Born and raised in West Tisbury, he attended Tisbury grammar school and high school. He graduated from the University of Massachusetts in 1959 and holds two master’s degrees, one in engineering from Northeastern University and one in education from the University of Massachusetts at Lowell.
Beginning in 1959, Mr. Hearn worked as an engineer in private industry for 26 years and also spent 15 years teaching at Northeastern University between 1977 and 1992. He then returned to the Island to serve as clerk of the works for the West Tisbury agricultural hall building project.
He taught math at the Martha’s Vineyard Regional High School until 2000 when he began his public service career.
A two-term incumbent, Mr. Hearn beat former longtime selectman Cynthia Mitchell by just 20 votes in an election upset in April of 2002. This year Mr. Hearn faces the first challenge for his seat. In an interview with the Gazette this week he spoke about his candidacy and the state of the West Tisbury union.
“I believe the town is in pretty good shape. I bring three principles to the job: patience, pursuit and passion. I am patient enough to listen to all sides of an issue, I pursue solutions and I have a passion to serve my town,” he said.
“We have brought back the spirit of residents being encouraged to speak their piece,” he added.
Mr. Hearn said he thinks the town is well-run and he said the challenges it faces are connected directly to growth. “Controlling spending is key and our tax rate has declined from $4.54 to $4.09 over three years. We have to keep the levy as level as possible. Years ago, budget increases of 10 per cent, even 23 per cent, were common,” he said.
Referring back to the recommendations that came out of a town review by the state Department of Revenue in 1997, he said:
“They recommended a stronger financial planning team and we have a capital improvements committee and we’ve built an excellent treasurer and accountant team.”
But he also does not deny the problems, including persistent questions from a growing group of town residents about property taxes. “There are difficulties,” Mr. Hearn said. “We have to dig more into the assessment process to provide more understanding for the taxpayer. More than just describing a process where data is fed in and results spit out,” he said.
He also said he believes the town needs to identify areas to cut spending. “West Tisbury has a terrible problem with the Up-Island School district. We need more efficiency in a school that’s large enough for all three towns and is only half full,” he said, adding:
“And we need more regional initiatives to save money and all the towns need to be involved. Perhaps we should use the Nantucket model where selectmen also perform county jobs. They are the county commissioners. Why have six licenses for things?”

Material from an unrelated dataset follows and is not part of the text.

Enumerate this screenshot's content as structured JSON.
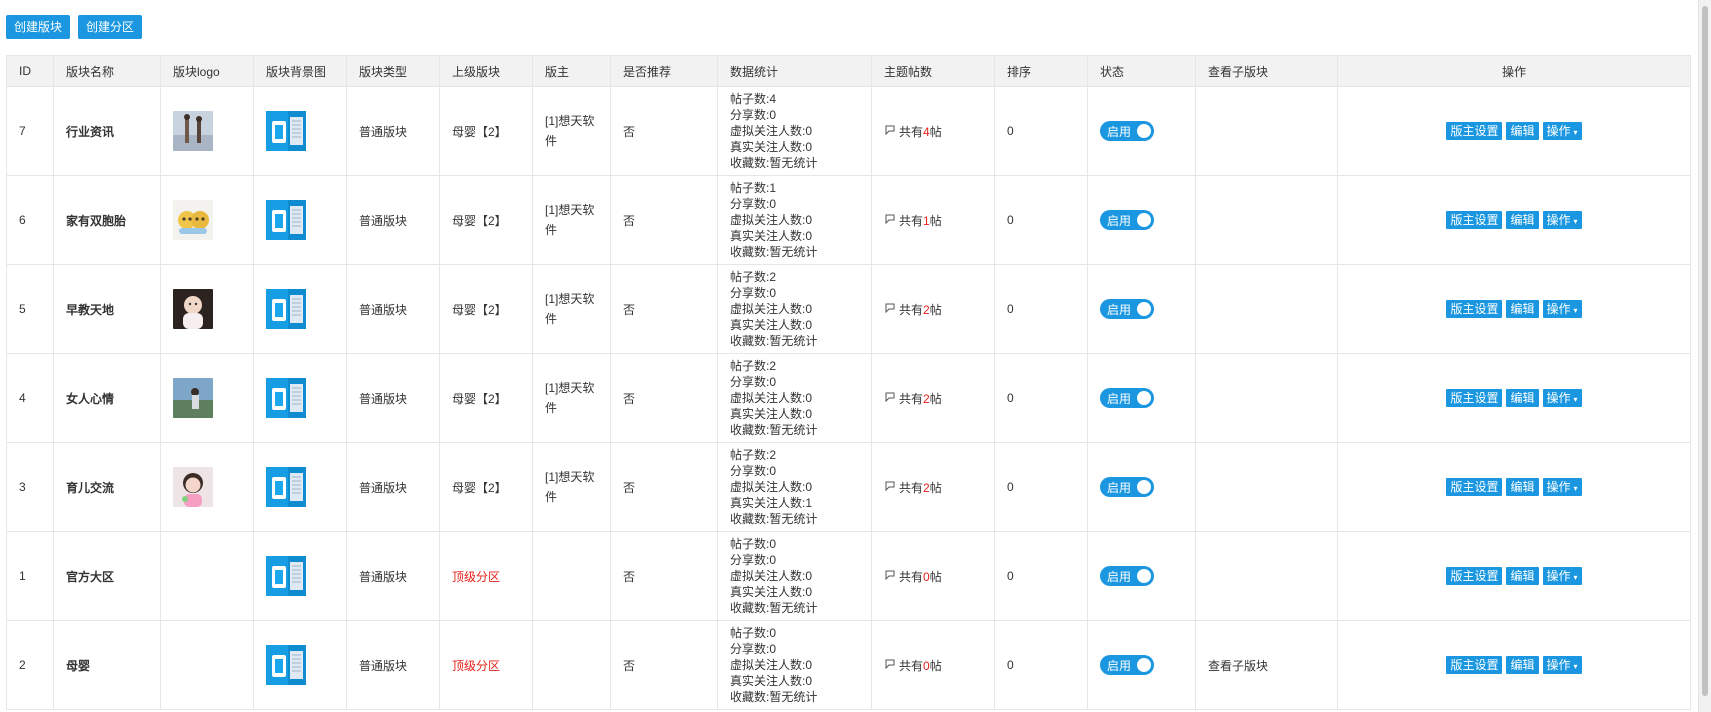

He concluded on a specific note about the scenic Mill Pond.
“We need to retain the character of the town. That’s why the Mill Pond project is important. We need change but we need also to retain the beauty of the town,” he said.